Jamieson now looks set to play an even bigger role for the Blackcaps, and he will be aiming to pick up right where he left off last summer. New Zealand are blessed with some of cricket’s most talented fast bowlers, with Neil Wagner, Trent Boult and Tim Southee all still in their primes, and Lockie Ferguson and Matt Henry waiting in the wings. However, the country’s green, pace friendly tracks will often allow them to play with four seamers in the XI. And that could give Jamieson a chance to continue and terrorise opposition batsmen.
After being rewarded with a central contract in May, Devon Conway looks set to break into the New Zealand set up this summer. Conway has been one of the most prolific batsmen in the country’s domestic cricket tournaments since immigrating from South Africa, and was the leading run-getter in the Plunket Shield, the Ford Trophy and the T20 Super Smash last season. He has started this season in decent form too, and was Wellington best performer with the bat with scores of 31 and 81 in their embarrassing loss to Canterbury last week.
New Zealand have a set and consistent top-order, so Conway will have to continue to impress if he wants to work his way into the team. But an opportunity could arise sooner rather than later, especially with BJ Watling and Ross Taylor nearing the end of their careers.
Another player aiming to break into the New Zealand XI will be right-hand batsman Will Young. The 27-year old has been a consistent performer on the domestic circuit, and currently lies on the fringes of the New Zealand squad. He hasn’t yet made his official debut for the Kiwis, but did impress against the Australians in the World Cup warm-up series last year.

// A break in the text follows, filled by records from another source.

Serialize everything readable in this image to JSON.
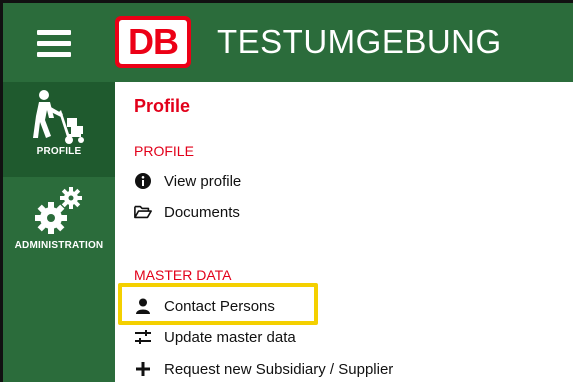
{
  "header": {
    "logo_text": "DB",
    "title": "TESTUMGEBUNG"
  },
  "sidebar": {
    "items": [
      {
        "label": "PROFILE",
        "icon": "worker-cart-icon",
        "active": true
      },
      {
        "label": "ADMINISTRATION",
        "icon": "gears-icon",
        "active": false
      }
    ]
  },
  "main": {
    "page_title": "Profile",
    "sections": [
      {
        "title": "PROFILE",
        "links": [
          {
            "label": "View profile",
            "icon": "info-circle-icon"
          },
          {
            "label": "Documents",
            "icon": "folder-open-icon"
          }
        ]
      },
      {
        "title": "MASTER DATA",
        "links": [
          {
            "label": "Contact Persons",
            "icon": "person-icon"
          },
          {
            "label": "Update master data",
            "icon": "sliders-icon"
          },
          {
            "label": "Request new Subsidiary / Supplier",
            "icon": "plus-icon"
          }
        ]
      }
    ]
  },
  "colors": {
    "brand_green": "#2b6c3b",
    "db_red": "#ec0016",
    "section_red": "#e2001a",
    "highlight_yellow": "#f4d000"
  }
}
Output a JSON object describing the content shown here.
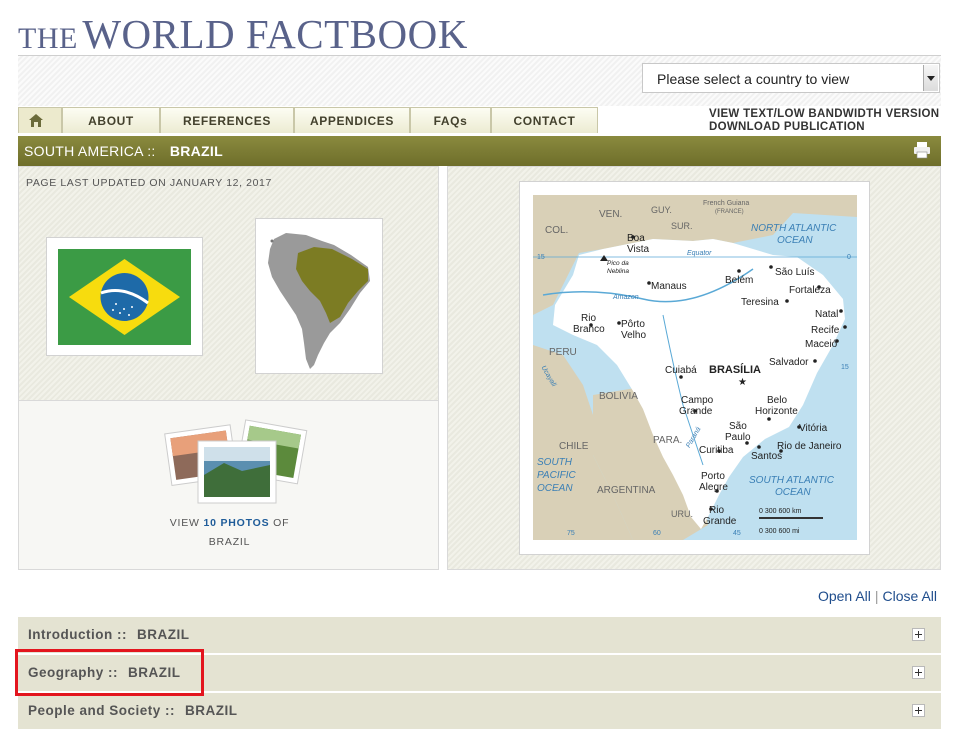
{
  "logo": {
    "the": "THE",
    "main": "WORLD FACTBOOK"
  },
  "country_select": {
    "value": "Please select a country to view"
  },
  "nav": {
    "tabs": [
      {
        "label": "ABOUT"
      },
      {
        "label": "REFERENCES"
      },
      {
        "label": "APPENDICES"
      },
      {
        "label": "FAQs"
      },
      {
        "label": "CONTACT"
      }
    ],
    "text_version": "VIEW TEXT/LOW BANDWIDTH VERSION",
    "download": "DOWNLOAD PUBLICATION"
  },
  "breadcrumb": {
    "region": "SOUTH AMERICA ::",
    "country": "BRAZIL"
  },
  "updated": "PAGE LAST UPDATED ON JANUARY 12, 2017",
  "photos": {
    "view": "VIEW",
    "count": "10 PHOTOS",
    "of": "OF",
    "country": "BRAZIL"
  },
  "map_labels": {
    "ven": "VEN.",
    "guy": "GUY.",
    "sur": "SUR.",
    "fg1": "French Guiana",
    "fg2": "(FRANCE)",
    "col": "COL.",
    "boa1": "Boa",
    "boa2": "Vista",
    "pico1": "Pico da",
    "pico2": "Neblina",
    "equator": "Equator",
    "nao1": "NORTH ATLANTIC",
    "nao2": "OCEAN",
    "belem": "Belém",
    "saoluis": "São Luís",
    "fortaleza": "Fortaleza",
    "manaus": "Manaus",
    "teresina": "Teresina",
    "amazon": "Amazon",
    "natal": "Natal",
    "recife": "Recife",
    "maceio": "Maceió",
    "rio1": "Rio",
    "rio2": "Branco",
    "porto1": "Pôrto",
    "porto2": "Velho",
    "peru": "PERU",
    "salvador": "Salvador",
    "cuiaba": "Cuiabá",
    "brasilia": "BRASÍLIA",
    "bolivia": "BOLIVIA",
    "campo1": "Campo",
    "campo2": "Grande",
    "belo1": "Belo",
    "belo2": "Horizonte",
    "chile": "CHILE",
    "para": "PARA.",
    "saopaulo1": "São",
    "saopaulo2": "Paulo",
    "vitoria": "Vitória",
    "curitiba": "Curitiba",
    "santos": "Santos",
    "riojan": "Rio de Janeiro",
    "spo1": "SOUTH",
    "spo2": "PACIFIC",
    "spo3": "OCEAN",
    "sao1": "SOUTH ATLANTIC",
    "sao2": "OCEAN",
    "argentina": "ARGENTINA",
    "pa1": "Porto",
    "pa2": "Alegre",
    "uru": "URU.",
    "rg1": "Rio",
    "rg2": "Grande",
    "scale_km": "0    300  600 km",
    "scale_mi": "0      300     600 mi",
    "ucayali": "Ucayali",
    "parana": "Paraná",
    "n75": "75",
    "n60": "60",
    "n45": "45",
    "n15": "15",
    "n0": "0",
    "n15b": "15"
  },
  "open_all": "Open All",
  "close_all": "Close All",
  "sections": [
    {
      "title": "Introduction ::",
      "country": "BRAZIL"
    },
    {
      "title": "Geography ::",
      "country": "BRAZIL"
    },
    {
      "title": "People and Society ::",
      "country": "BRAZIL"
    }
  ],
  "colors": {
    "olive": "#7d7d34",
    "section_bg": "#e4e3d2",
    "highlight": "#e3151e",
    "link": "#1f4d8c",
    "ocean": "#bfe0f0"
  }
}
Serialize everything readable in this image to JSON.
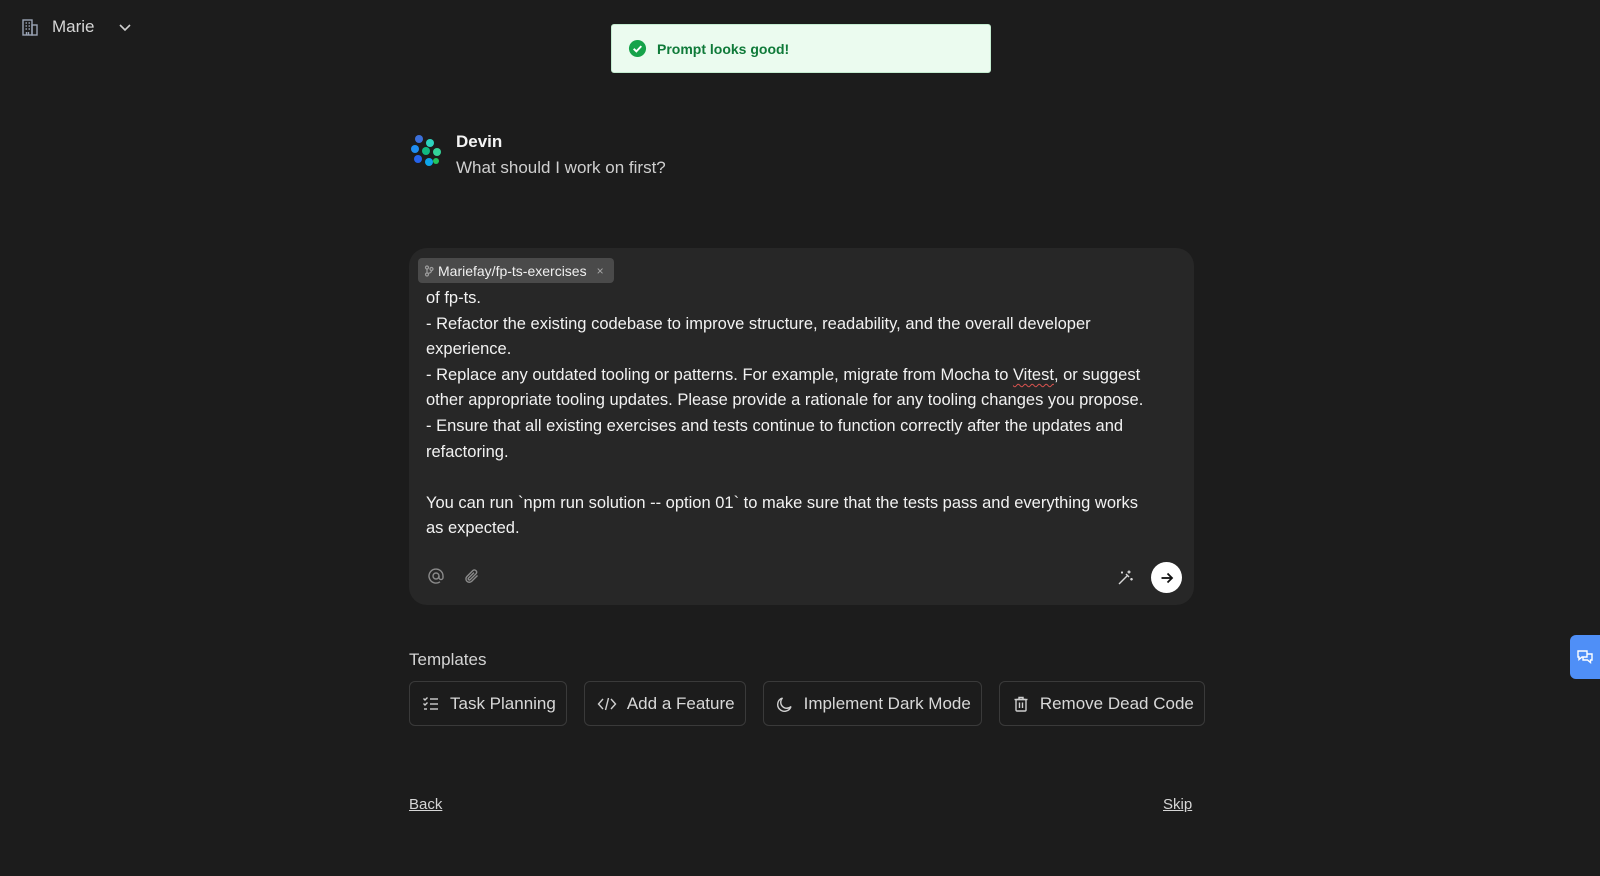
{
  "org": {
    "name": "Marie",
    "icon": "building-icon"
  },
  "toast": {
    "message": "Prompt looks good!",
    "status_color": "#16a34a"
  },
  "greeting": {
    "agent_name": "Devin",
    "question": "What should I work on first?"
  },
  "prompt": {
    "repo_chip": "Mariefay/fp-ts-exercises",
    "lines": [
      "of fp-ts.",
      "- Refactor the existing codebase to improve structure, readability, and the overall developer",
      "experience.",
      "- Replace any outdated tooling or patterns. For example, migrate from Mocha to ",
      "other appropriate tooling updates. Please provide a rationale for any tooling changes you propose.",
      "- Ensure that all existing exercises and tests continue to function correctly after the updates and",
      "refactoring.",
      "",
      "You can run `npm run solution -- option 01` to make sure that the tests pass and everything works",
      "as expected."
    ],
    "spell_word": "Vitest",
    "spell_tail": ", or suggest"
  },
  "templates": {
    "title": "Templates",
    "items": [
      {
        "label": "Task Planning",
        "icon": "checklist-icon"
      },
      {
        "label": "Add a Feature",
        "icon": "code-icon"
      },
      {
        "label": "Implement Dark Mode",
        "icon": "moon-icon"
      },
      {
        "label": "Remove Dead Code",
        "icon": "trash-icon"
      }
    ]
  },
  "footer": {
    "back": "Back",
    "skip": "Skip"
  },
  "colors": {
    "background": "#1c1c1c",
    "prompt_bg": "#272727",
    "feedback_tab": "#4f8ff7",
    "toast_bg": "#ebfbef"
  }
}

A shoulder surgery prevented him from getting his chance last summer, but the packed schedule means that he could be in line for his New Zealand debut in the coming months. “He’s got the ability to play all around the wicket, off front and back foot, which is really important,” former New Zealand batsman and batting coach Peter Fulton said about Young in July.